Make your Home Reading Friendly

Students becoming fluent readers is a major focus of public education. One way to support children reading at home is to create a reading-friendly environment. There are a few simple ways you can do this.

First step, cover up electronics. If you do not have an entertainment cabinet to hide away your technology, try using a large scarf or piece of fabric draped over items. If possible, do not make television the center of your family room. You can always move chairs or couches to face the television during the appropriate time. Some families set time limits for television so that time spent watching it does not interfere with other aspects of home and learning.

Next step, keep age appropriate books accessible. A short bookshelf in the living room or a basket of books on a table make them a go-to for entertainment. Have a stack of books or a bookshelf in the bedroom near the bed or cozy area. Whether it is nap-time or bedtime, there will be books there to look at or read together.
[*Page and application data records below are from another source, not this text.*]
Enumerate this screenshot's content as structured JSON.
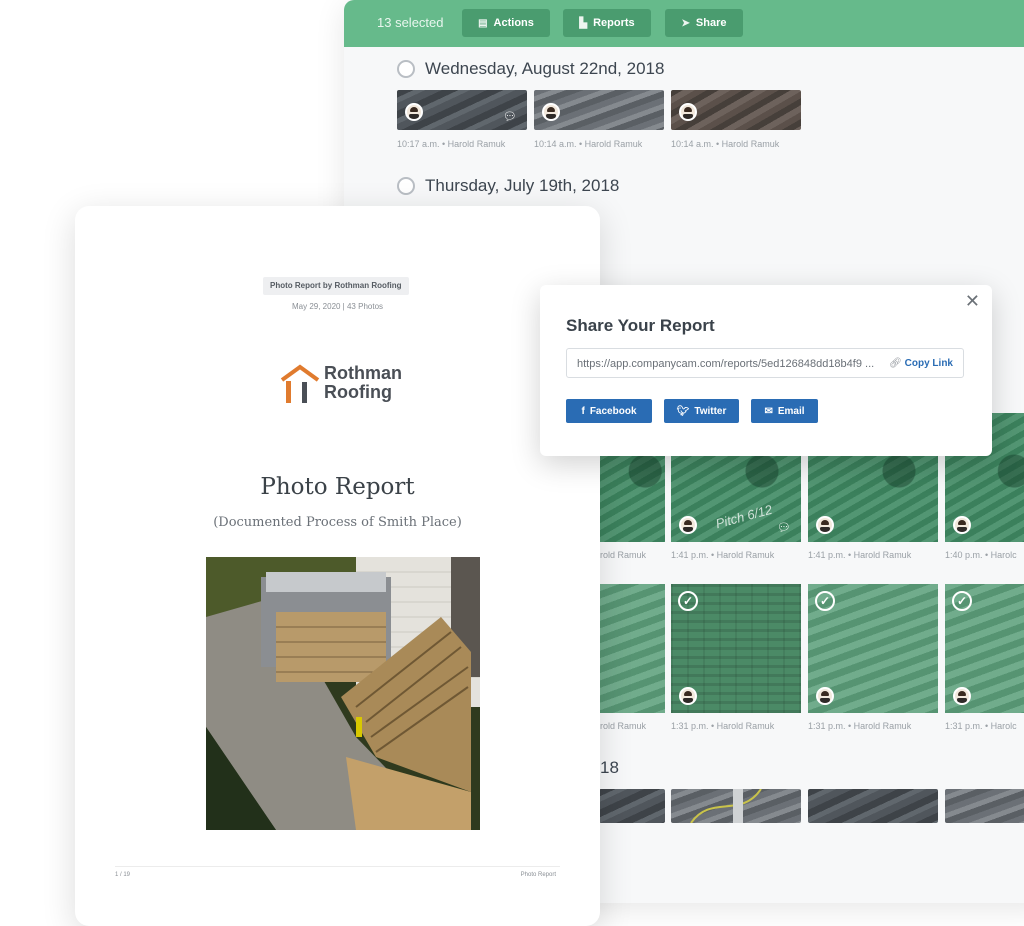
{
  "app": {
    "toolbar": {
      "selected": "13 selected",
      "actions": "Actions",
      "reports": "Reports",
      "share": "Share"
    },
    "groups": [
      {
        "date": "Wednesday, August 22nd, 2018",
        "captions": [
          "10:17 a.m. • Harold Ramuk",
          "10:14 a.m. • Harold Ramuk",
          "10:14 a.m. • Harold Ramuk"
        ]
      },
      {
        "date": "Thursday, July 19th, 2018"
      }
    ],
    "grid_row1_captions": [
      "rold Ramuk",
      "1:41 p.m. • Harold Ramuk",
      "1:41 p.m. • Harold Ramuk",
      "1:40 p.m. • Harolc"
    ],
    "grid_row2_captions": [
      "rold Ramuk",
      "1:31 p.m. • Harold Ramuk",
      "1:31 p.m. • Harold Ramuk",
      "1:31 p.m. • Harolc"
    ],
    "pitch_text": "Pitch 6/12",
    "year_fragment": "18"
  },
  "report": {
    "tag": "Photo Report by Rothman Roofing",
    "meta": "May 29, 2020 | 43 Photos",
    "logo_line1": "Rothman",
    "logo_line2": "Roofing",
    "title": "Photo Report",
    "subtitle": "(Documented Process of Smith Place)",
    "page_number": "1 / 19",
    "footer_title": "Photo Report"
  },
  "share": {
    "title": "Share Your Report",
    "url": "https://app.companycam.com/reports/5ed126848dd18b4f9 ...",
    "copy_link": "Copy Link",
    "facebook": "Facebook",
    "twitter": "Twitter",
    "email": "Email"
  },
  "colors": {
    "toolbar_green": "#66ba8b",
    "button_green": "#4a9c6f",
    "share_blue": "#2a6cb4",
    "logo_orange": "#e07b2e"
  }
}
That brings us to the next suggestion. Read before bed. It is the easiest time to slow down, sit with the child, and read for as long as the child stays focused. The focus time will increase as the child gets older. The Department of Education suggests working up to reading for 30 minutes a day with your child. This is a great time to incorporate books that are above the child’s reading level. Children can hear new words and learn the proper ways to pronounce them. Another tip, is to put your finger under each word as you read it. This helps the child follow along and visually identify the words.

Take trips to the library. Going to the library does not only have to be for children books. Show children that you like to read also, find books that are interesting for you and model reading for enjoyment at home. Let children pick out a few books some from their reading level and some a bit advanced that you can help read. Keep these library books in a special location at home so that they do not get lost in your home library.

Other ways to make reading fun at home are to use audio books, create family story books, create and label items in collages made from magazine pictures, label items in the house, read things like cereal boxes. If your home uses technology, there are games and applications for phones, computers, and tablets that can help children with reading. The key is to setting time limits to technology use and diversifying the ways children learn to read.

Discuss what your child is learning from reading and this will help with comprehension skills. Family meal times, driving, and directly after reading are just some of the moments you can use to catch up with your child’s growing comprehension of the world around them.

These are just a few suggestions for making your home more reading-friendly for young children. What does your family do at home to encourage reading?